Since moving into my home in 2009 I have completed a number of lighting projects. In fact, I started a New Home Project blog post series documenting them. I am happy to report that a couple of those posts helped others with their own under cabinet and over cabinet lighting projects.
It has been a couple of years, but recently I embarked on two new projects with one overriding theme — Saving money by adding and/or replacing existing lights with LED. The first project that I’d like to share is adding LED recessed lighting to our bonus room to add more general illumination to this room, and the second one switched out our halogen recessed lights to LED. In both projects I installed 6-inch LED retrofits.
Project One – The Weekend Project
My bonus room’s general illumination came only from the lighting on our ceiling fan. For the size of our bonus room this was woefully inadequate. So, jump forward 6 years and we are finally getting around to painting this room and making it more than a “holding area” for random stuff. We decided it was a good time to increase the light level in this room with four LED recessed lights in the 4 corners of the room.
When our house was built in 2009 I used PAR30 halogen light bulbs in our recessed lighting. At the time LED recessed lighting was still a little pricey and there were not many options. Now times have changed. LED recessed lighting, specifically LED retrofits, have come down in price and there a number of options available. Read More
When Pegasus Lighting’s President Chris Johnson heard that his neighbor Greg had installed such a unique solution to his dark pantry problem, he knew it was perfect for our Weekend Warrior blog post series. The Weekend Warrior series is part of our quest to bring our customers unique products and offer creative ideas for DIY lighting projects around the house.
Written by guest blogger Greg Prospero
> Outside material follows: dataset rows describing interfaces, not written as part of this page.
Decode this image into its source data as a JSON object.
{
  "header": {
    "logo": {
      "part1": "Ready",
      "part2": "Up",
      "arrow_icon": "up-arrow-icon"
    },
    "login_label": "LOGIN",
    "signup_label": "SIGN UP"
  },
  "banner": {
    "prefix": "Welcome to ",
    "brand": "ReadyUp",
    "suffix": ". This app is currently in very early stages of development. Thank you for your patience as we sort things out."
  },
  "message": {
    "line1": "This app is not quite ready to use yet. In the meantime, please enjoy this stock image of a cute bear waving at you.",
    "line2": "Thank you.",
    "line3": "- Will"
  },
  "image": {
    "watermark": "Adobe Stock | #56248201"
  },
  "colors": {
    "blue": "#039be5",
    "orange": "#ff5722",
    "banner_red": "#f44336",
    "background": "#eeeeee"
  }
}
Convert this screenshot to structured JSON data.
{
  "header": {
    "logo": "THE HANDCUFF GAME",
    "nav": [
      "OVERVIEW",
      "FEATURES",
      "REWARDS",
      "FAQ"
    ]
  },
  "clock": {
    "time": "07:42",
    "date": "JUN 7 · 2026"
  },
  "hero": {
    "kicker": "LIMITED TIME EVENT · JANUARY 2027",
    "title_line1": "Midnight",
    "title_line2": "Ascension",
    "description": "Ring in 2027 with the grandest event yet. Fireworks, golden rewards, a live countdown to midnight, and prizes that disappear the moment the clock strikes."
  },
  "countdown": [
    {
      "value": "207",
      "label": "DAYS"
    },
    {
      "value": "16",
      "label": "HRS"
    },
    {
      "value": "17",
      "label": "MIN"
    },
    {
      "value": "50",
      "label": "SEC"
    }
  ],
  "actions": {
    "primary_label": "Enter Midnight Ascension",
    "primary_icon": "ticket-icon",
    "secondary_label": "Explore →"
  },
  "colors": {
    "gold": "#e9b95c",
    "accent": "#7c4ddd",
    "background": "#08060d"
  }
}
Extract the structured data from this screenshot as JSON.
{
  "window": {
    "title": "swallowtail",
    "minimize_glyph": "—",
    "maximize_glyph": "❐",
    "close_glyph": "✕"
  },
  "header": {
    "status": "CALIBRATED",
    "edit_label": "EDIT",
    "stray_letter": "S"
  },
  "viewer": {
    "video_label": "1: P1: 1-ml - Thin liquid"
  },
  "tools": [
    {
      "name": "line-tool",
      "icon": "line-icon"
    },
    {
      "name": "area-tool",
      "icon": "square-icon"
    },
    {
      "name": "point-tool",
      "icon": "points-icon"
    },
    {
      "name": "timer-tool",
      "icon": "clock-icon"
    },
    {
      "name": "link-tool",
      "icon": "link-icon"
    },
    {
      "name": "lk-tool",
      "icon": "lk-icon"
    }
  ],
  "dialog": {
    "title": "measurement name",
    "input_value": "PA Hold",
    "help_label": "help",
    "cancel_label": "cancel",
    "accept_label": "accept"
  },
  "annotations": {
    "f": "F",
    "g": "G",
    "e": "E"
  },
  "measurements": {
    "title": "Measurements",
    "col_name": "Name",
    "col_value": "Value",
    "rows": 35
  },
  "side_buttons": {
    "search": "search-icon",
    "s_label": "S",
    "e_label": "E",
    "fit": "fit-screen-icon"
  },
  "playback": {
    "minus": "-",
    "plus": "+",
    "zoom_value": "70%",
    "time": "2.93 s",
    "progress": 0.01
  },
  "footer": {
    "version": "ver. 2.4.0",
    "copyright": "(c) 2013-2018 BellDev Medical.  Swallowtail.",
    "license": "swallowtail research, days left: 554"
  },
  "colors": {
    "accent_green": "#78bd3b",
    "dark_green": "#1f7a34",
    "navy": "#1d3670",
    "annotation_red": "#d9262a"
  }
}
For years my family has struggled to deal with an unlit kitchen pantry. It was dark and deep leaving its contents shrouded in spooky mystery. You might reach in for a box of Oreo cookies and come out with a bag of dried organic snap peas. To avoid these frustrating mix-ups we resorted to using our iPhone flashlights or a small battery powered LED puck light – neither of which delivered satisfactory illumination of the pantry contents.
This DIY will explain how you can bathe your entire pantry in bright and uniform LED light whenever you open the door. The build is simple and low cost. There are only a few parts and the lighting is powered by 8 AA batteries that should power your lights for more than 15 hours.
You want every penny you spend to add value to your home, so when you’re considering selling how do you decide which upgrades are worth it? According to the National Association of Homebuilders (NAHB), 9 out of 10 people who are looking for a new home are more likely to choose an energy-efficient home. And, they are often willing to pay a little more for it.
The graphic above represents the top 10 features that are important to home buyers, differentiated by the percentage of people that have to have it (orange), and those that would really like to have it (blue). This study begs the question – How many potential home buyers are marking your house off their list because it lacks some of these features?
It’s clear that energy efficiency is a highly sought after feature. When you’re looking for ways to reduce power use in your home, lighting is a great place to start. Here are some easy and cost-effective ways that you can make your home lighting more energy-efficient, and therefore more attractive to potential buyers.
Light emitting diodes (LEDs) have revolutionized energy efficiency in the lighting industry. Aside from unscrewing a light bulb, upgrading your incandescent recessed light fixtures with LED retrofits is one of the easiest ways to update your lighting system. If you can change a light bulb, you can DIY this project. We even have a cheat sheet to help you choose the right one. Read More